Without the pictures, reproduce the entries below exactly.
··········
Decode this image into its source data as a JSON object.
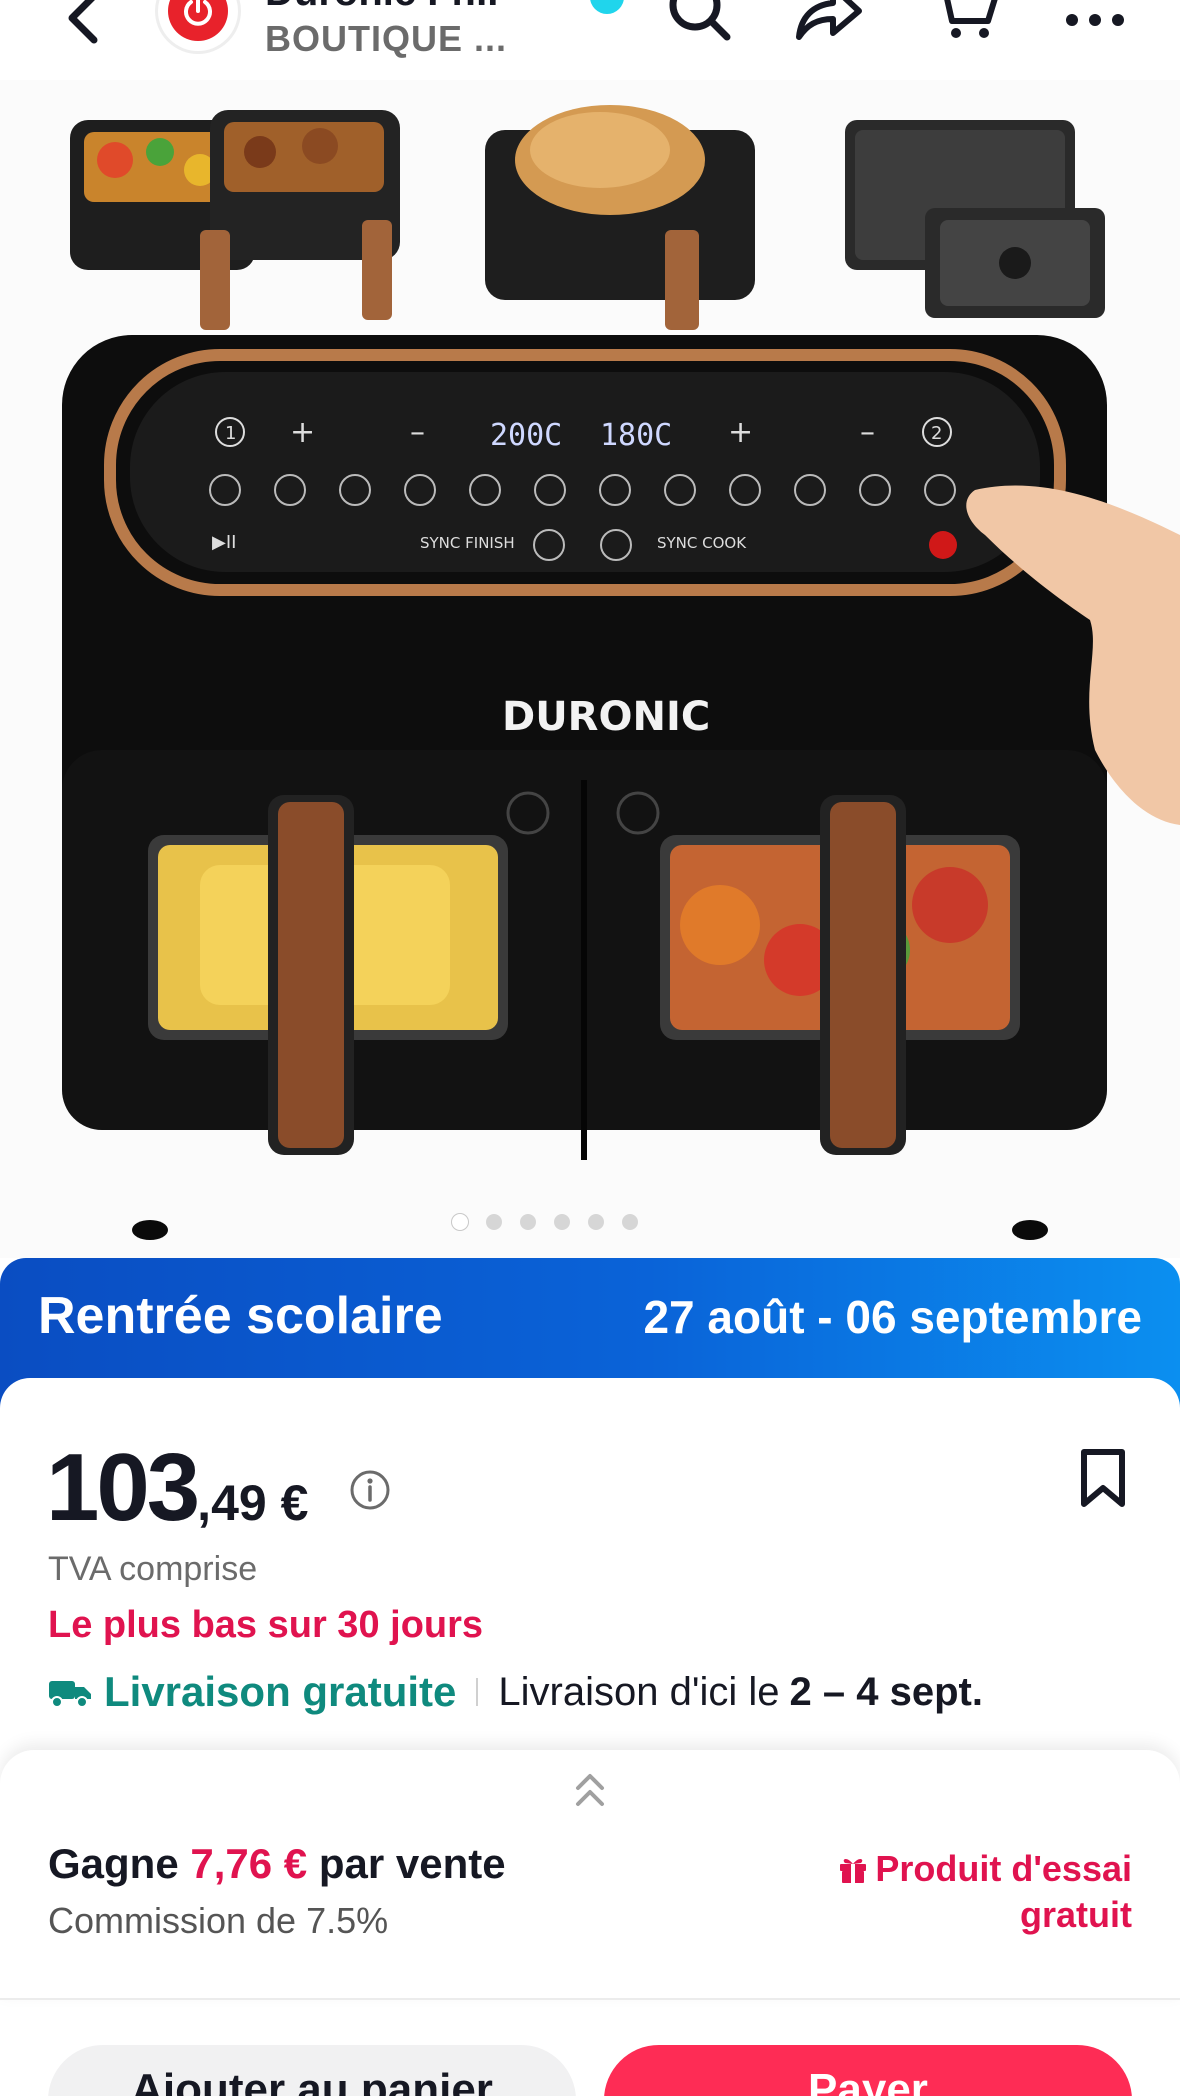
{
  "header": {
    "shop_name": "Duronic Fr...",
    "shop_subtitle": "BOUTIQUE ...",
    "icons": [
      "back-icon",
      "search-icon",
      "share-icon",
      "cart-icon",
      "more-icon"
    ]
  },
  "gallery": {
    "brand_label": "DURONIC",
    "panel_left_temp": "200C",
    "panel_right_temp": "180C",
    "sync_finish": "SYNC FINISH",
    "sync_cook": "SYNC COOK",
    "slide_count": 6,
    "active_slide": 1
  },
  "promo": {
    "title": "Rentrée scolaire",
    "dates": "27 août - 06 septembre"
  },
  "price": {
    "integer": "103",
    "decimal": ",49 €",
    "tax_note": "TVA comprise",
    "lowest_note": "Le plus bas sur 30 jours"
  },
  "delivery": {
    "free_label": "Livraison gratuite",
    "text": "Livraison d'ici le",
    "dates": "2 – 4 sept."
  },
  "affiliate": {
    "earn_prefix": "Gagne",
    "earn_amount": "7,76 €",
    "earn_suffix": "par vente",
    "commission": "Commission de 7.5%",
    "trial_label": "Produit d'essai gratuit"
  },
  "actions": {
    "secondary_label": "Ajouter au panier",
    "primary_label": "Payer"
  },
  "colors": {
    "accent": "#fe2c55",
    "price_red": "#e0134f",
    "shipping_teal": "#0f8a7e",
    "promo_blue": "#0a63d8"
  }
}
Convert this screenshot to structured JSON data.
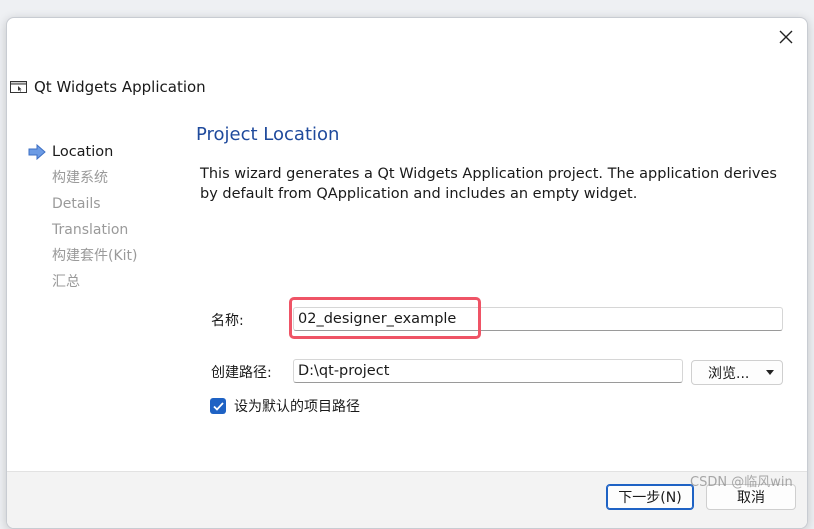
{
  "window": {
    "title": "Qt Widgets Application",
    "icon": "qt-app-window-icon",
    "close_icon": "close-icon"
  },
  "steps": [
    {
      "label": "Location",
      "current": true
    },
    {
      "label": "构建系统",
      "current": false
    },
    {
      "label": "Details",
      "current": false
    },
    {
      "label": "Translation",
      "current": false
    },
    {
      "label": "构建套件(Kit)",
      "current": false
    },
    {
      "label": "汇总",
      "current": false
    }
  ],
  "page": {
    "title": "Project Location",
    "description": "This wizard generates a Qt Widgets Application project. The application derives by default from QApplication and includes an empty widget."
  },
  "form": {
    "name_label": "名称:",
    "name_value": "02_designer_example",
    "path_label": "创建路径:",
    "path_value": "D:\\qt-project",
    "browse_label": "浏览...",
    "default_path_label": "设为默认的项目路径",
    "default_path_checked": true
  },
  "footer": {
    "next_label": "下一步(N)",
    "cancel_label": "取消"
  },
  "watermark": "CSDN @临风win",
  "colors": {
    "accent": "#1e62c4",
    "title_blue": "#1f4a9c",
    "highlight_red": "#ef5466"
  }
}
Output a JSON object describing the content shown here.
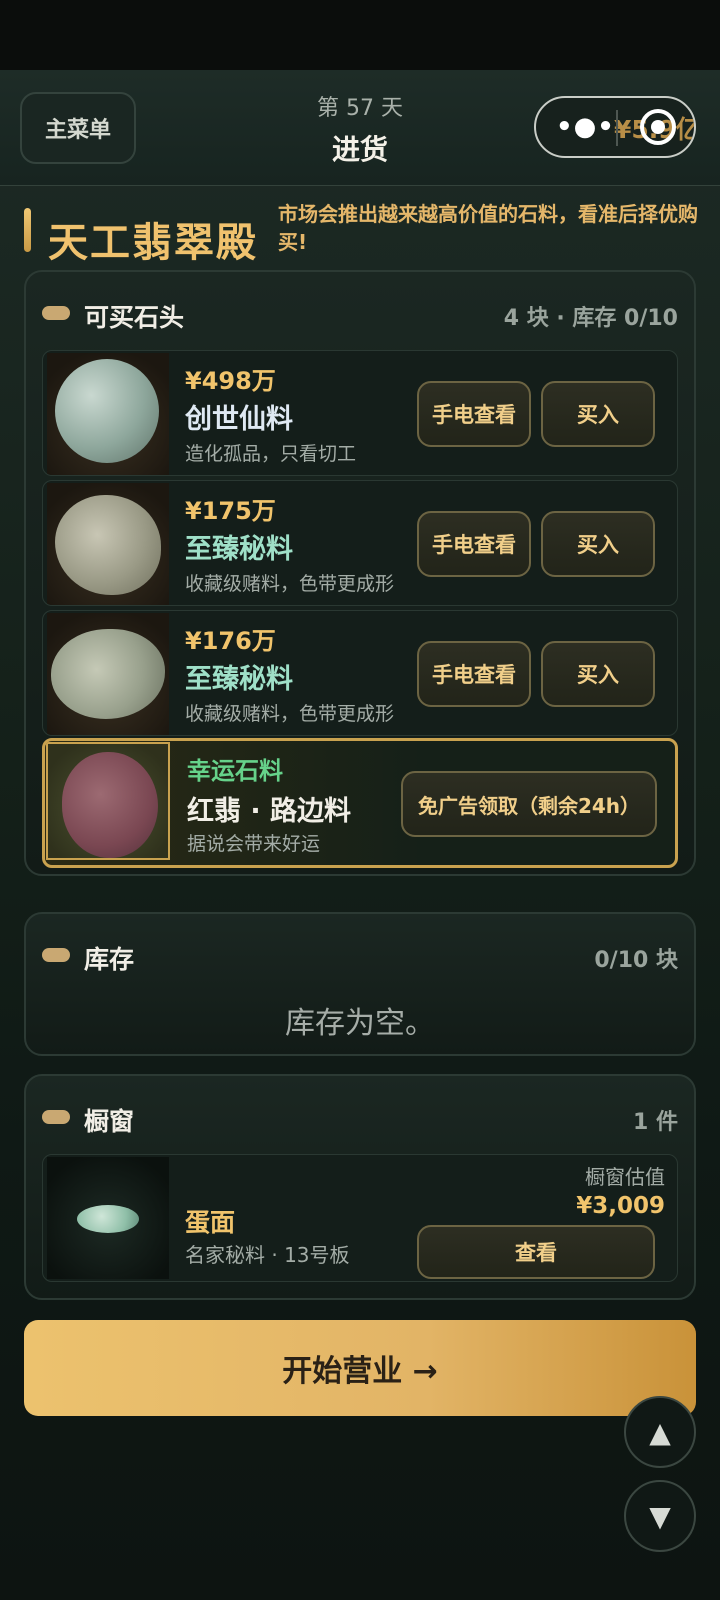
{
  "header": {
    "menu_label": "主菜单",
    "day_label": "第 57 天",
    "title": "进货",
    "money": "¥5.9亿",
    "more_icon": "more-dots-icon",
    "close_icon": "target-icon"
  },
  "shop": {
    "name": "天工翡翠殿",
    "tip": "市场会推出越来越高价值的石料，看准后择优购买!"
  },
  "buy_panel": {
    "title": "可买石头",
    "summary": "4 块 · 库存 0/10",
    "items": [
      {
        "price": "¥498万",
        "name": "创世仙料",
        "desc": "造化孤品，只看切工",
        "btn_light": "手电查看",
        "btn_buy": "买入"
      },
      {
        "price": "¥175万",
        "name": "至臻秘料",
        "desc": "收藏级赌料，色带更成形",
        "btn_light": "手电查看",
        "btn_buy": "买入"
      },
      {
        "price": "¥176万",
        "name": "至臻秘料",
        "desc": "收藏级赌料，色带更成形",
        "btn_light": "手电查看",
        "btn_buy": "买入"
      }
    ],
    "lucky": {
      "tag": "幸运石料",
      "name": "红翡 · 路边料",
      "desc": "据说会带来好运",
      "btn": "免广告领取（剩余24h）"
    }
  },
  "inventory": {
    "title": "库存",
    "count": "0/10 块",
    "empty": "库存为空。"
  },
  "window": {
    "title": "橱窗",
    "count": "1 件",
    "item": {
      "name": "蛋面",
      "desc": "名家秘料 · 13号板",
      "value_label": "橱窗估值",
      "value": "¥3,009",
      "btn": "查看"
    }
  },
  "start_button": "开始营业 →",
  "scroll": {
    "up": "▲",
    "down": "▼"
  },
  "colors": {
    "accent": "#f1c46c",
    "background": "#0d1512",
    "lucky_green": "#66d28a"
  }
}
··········
→ **YOUR SOLUTION**
Decode this image into its source data as a JSON object.
{
  "header": {
    "shop_name": "Duronic Fr...",
    "shop_subtitle": "BOUTIQUE ...",
    "icons": [
      "back-icon",
      "search-icon",
      "share-icon",
      "cart-icon",
      "more-icon"
    ]
  },
  "gallery": {
    "brand_label": "DURONIC",
    "panel_left_temp": "200C",
    "panel_right_temp": "180C",
    "sync_finish": "SYNC FINISH",
    "sync_cook": "SYNC COOK",
    "slide_count": 6,
    "active_slide": 1
  },
  "promo": {
    "title": "Rentrée scolaire",
    "dates": "27 août - 06 septembre"
  },
  "price": {
    "integer": "103",
    "decimal": ",49 €",
    "tax_note": "TVA comprise",
    "lowest_note": "Le plus bas sur 30 jours"
  },
  "delivery": {
    "free_label": "Livraison gratuite",
    "text": "Livraison d'ici le",
    "dates": "2 – 4 sept."
  },
  "affiliate": {
    "earn_prefix": "Gagne",
    "earn_amount": "7,76 €",
    "earn_suffix": "par vente",
    "commission": "Commission de 7.5%",
    "trial_label": "Produit d'essai gratuit"
  },
  "actions": {
    "secondary_label": "Ajouter au panier",
    "primary_label": "Payer"
  },
  "colors": {
    "accent": "#fe2c55",
    "price_red": "#e0134f",
    "shipping_teal": "#0f8a7e",
    "promo_blue": "#0a63d8"
  }
}
Convert this screenshot to structured JSON data.
{
  "window": {
    "title": "Qt Widgets Application",
    "icon": "qt-app-window-icon",
    "close_icon": "close-icon"
  },
  "steps": [
    {
      "label": "Location",
      "current": true
    },
    {
      "label": "构建系统",
      "current": false
    },
    {
      "label": "Details",
      "current": false
    },
    {
      "label": "Translation",
      "current": false
    },
    {
      "label": "构建套件(Kit)",
      "current": false
    },
    {
      "label": "汇总",
      "current": false
    }
  ],
  "page": {
    "title": "Project Location",
    "description": "This wizard generates a Qt Widgets Application project. The application derives by default from QApplication and includes an empty widget."
  },
  "form": {
    "name_label": "名称:",
    "name_value": "02_designer_example",
    "path_label": "创建路径:",
    "path_value": "D:\\qt-project",
    "browse_label": "浏览...",
    "default_path_label": "设为默认的项目路径",
    "default_path_checked": true
  },
  "footer": {
    "next_label": "下一步(N)",
    "cancel_label": "取消"
  },
  "watermark": "CSDN @临风win",
  "colors": {
    "accent": "#1e62c4",
    "title_blue": "#1f4a9c",
    "highlight_red": "#ef5466"
  }
}
Output a JSON object describing the content shown here.
{
  "header": {
    "menu_label": "主菜单",
    "day_label": "第 57 天",
    "title": "进货",
    "money": "¥5.9亿",
    "more_icon": "more-dots-icon",
    "close_icon": "target-icon"
  },
  "shop": {
    "name": "天工翡翠殿",
    "tip": "市场会推出越来越高价值的石料，看准后择优购买!"
  },
  "buy_panel": {
    "title": "可买石头",
    "summary": "4 块 · 库存 0/10",
    "items": [
      {
        "price": "¥498万",
        "name": "创世仙料",
        "desc": "造化孤品，只看切工",
        "btn_light": "手电查看",
        "btn_buy": "买入"
      },
      {
        "price": "¥175万",
        "name": "至臻秘料",
        "desc": "收藏级赌料，色带更成形",
        "btn_light": "手电查看",
        "btn_buy": "买入"
      },
      {
        "price": "¥176万",
        "name": "至臻秘料",
        "desc": "收藏级赌料，色带更成形",
        "btn_light": "手电查看",
        "btn_buy": "买入"
      }
    ],
    "lucky": {
      "tag": "幸运石料",
      "name": "红翡 · 路边料",
      "desc": "据说会带来好运",
      "btn": "免广告领取（剩余24h）"
    }
  },
  "inventory": {
    "title": "库存",
    "count": "0/10 块",
    "empty": "库存为空。"
  },
  "window": {
    "title": "橱窗",
    "count": "1 件",
    "item": {
      "name": "蛋面",
      "desc": "名家秘料 · 13号板",
      "value_label": "橱窗估值",
      "value": "¥3,009",
      "btn": "查看"
    }
  },
  "start_button": "开始营业 →",
  "scroll": {
    "up": "▲",
    "down": "▼"
  },
  "colors": {
    "accent": "#f1c46c",
    "background": "#0d1512",
    "lucky_green": "#66d28a"
  }
}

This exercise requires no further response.